Records from a dataset

---*---

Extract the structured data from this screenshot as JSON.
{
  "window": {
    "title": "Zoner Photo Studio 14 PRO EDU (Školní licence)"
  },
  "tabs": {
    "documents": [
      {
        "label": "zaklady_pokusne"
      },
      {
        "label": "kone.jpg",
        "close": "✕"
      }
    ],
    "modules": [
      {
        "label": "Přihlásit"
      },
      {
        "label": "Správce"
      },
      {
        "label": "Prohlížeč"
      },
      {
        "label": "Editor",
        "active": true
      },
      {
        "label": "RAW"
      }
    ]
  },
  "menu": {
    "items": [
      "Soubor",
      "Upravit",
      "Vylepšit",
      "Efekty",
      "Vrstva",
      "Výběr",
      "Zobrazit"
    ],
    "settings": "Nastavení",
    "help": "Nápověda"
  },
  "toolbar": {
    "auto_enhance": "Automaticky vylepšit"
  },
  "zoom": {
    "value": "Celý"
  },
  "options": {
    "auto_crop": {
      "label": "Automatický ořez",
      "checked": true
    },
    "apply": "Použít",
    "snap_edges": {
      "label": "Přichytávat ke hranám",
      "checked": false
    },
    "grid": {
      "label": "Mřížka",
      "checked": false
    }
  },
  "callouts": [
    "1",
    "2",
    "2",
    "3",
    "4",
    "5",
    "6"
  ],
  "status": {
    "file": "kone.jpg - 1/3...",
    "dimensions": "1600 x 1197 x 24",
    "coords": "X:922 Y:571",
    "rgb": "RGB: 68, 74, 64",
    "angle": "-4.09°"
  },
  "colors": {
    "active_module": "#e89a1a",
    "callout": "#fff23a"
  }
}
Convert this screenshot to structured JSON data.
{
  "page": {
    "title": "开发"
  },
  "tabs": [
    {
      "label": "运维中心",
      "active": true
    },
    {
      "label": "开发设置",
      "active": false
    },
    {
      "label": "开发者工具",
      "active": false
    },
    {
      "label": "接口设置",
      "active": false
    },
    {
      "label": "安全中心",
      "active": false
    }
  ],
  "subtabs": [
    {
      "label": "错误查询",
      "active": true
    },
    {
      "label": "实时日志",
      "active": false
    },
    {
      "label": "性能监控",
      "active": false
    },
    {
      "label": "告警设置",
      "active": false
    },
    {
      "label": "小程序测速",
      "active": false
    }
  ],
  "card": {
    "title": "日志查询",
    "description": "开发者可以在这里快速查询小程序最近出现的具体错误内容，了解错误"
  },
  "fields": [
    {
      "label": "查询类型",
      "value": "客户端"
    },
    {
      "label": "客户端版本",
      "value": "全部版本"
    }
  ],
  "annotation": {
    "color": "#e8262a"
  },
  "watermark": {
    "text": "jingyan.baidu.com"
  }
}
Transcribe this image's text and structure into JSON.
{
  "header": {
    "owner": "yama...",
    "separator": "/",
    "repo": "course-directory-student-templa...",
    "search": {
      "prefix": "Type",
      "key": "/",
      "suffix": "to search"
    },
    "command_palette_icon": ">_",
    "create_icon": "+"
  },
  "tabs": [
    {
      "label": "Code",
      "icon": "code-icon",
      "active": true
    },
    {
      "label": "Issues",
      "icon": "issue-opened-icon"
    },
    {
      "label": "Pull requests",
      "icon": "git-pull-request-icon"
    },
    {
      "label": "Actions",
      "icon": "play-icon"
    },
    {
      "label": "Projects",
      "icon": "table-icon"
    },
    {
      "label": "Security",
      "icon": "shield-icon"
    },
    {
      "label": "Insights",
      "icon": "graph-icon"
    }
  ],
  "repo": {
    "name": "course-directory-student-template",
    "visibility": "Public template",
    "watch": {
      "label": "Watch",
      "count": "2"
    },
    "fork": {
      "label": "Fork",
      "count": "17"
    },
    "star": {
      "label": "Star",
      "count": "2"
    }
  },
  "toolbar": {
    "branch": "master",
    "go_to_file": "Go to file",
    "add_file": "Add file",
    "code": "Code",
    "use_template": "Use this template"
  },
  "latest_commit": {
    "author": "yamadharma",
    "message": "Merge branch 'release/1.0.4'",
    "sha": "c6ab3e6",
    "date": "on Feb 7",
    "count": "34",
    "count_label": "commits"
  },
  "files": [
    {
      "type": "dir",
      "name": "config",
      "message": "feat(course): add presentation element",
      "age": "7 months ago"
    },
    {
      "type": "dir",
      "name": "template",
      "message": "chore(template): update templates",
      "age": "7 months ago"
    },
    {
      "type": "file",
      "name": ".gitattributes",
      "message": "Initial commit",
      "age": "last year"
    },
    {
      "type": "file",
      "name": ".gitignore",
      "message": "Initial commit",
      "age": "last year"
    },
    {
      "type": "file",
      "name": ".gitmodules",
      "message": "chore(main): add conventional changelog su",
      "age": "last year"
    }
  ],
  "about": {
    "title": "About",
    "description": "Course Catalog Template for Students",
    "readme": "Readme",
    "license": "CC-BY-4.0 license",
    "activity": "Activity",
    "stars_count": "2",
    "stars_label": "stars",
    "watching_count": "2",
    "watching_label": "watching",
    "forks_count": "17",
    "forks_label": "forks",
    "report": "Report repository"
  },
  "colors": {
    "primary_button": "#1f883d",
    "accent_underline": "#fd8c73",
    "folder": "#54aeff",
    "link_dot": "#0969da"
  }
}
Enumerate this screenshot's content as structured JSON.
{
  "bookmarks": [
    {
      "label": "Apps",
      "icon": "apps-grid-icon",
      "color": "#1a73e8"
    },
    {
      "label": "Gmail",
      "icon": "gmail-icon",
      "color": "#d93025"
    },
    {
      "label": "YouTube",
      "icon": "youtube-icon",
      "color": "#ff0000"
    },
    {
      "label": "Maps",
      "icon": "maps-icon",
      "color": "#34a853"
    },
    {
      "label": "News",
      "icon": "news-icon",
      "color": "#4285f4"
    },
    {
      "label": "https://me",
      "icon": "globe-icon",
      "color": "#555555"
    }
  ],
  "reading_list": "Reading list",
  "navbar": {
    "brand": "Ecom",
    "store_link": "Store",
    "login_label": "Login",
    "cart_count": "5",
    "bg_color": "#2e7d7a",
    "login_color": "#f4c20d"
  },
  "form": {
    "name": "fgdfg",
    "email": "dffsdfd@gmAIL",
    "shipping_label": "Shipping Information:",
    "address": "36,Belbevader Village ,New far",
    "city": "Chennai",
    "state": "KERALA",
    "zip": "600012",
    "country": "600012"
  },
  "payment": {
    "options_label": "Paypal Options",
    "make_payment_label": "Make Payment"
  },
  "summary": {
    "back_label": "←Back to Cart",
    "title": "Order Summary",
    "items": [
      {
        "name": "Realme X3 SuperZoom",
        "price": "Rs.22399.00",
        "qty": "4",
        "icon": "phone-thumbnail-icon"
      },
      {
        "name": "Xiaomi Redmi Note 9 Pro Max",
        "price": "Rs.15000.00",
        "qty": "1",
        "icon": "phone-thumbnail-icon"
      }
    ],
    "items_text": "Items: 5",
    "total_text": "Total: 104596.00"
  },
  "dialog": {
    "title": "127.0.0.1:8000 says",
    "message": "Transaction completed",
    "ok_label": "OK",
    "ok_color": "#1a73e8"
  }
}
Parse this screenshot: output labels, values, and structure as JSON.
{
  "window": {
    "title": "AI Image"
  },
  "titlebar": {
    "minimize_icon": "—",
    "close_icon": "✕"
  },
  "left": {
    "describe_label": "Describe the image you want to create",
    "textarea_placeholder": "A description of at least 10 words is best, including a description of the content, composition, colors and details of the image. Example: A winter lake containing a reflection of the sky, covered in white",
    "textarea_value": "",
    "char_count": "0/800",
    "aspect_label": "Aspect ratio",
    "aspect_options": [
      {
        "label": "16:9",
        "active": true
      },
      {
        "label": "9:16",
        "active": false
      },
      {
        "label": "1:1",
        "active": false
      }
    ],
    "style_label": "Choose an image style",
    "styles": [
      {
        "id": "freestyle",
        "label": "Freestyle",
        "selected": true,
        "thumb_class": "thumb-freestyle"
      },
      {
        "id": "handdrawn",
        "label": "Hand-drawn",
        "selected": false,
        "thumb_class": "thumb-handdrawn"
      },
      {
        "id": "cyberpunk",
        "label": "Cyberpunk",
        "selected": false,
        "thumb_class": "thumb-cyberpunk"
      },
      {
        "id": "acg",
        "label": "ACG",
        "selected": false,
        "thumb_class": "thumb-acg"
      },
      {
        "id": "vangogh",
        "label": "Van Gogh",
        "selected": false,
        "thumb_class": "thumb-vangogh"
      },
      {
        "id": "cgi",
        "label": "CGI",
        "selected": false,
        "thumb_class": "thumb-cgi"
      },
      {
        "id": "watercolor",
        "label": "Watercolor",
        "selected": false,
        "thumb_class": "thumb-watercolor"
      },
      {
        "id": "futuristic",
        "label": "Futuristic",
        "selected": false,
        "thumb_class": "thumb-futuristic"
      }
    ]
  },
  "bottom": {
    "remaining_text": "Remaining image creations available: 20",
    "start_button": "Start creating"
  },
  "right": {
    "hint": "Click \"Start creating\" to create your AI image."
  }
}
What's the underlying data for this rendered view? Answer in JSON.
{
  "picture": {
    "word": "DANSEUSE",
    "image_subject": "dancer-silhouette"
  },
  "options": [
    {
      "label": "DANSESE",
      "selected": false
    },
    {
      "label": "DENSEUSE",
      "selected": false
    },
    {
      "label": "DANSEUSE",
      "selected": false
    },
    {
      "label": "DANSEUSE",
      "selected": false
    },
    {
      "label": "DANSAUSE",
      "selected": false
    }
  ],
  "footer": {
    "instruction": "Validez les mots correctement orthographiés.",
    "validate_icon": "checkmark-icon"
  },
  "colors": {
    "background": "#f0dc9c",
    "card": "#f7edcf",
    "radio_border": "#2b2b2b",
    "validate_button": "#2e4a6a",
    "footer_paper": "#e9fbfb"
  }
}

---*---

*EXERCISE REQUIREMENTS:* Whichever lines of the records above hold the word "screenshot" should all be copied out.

*EXPECTED OUTPUT:*
Extract the structured data from this screenshot as JSON.
Convert this screenshot to structured JSON data.
Enumerate this screenshot's content as structured JSON.
Parse this screenshot: output labels, values, and structure as JSON.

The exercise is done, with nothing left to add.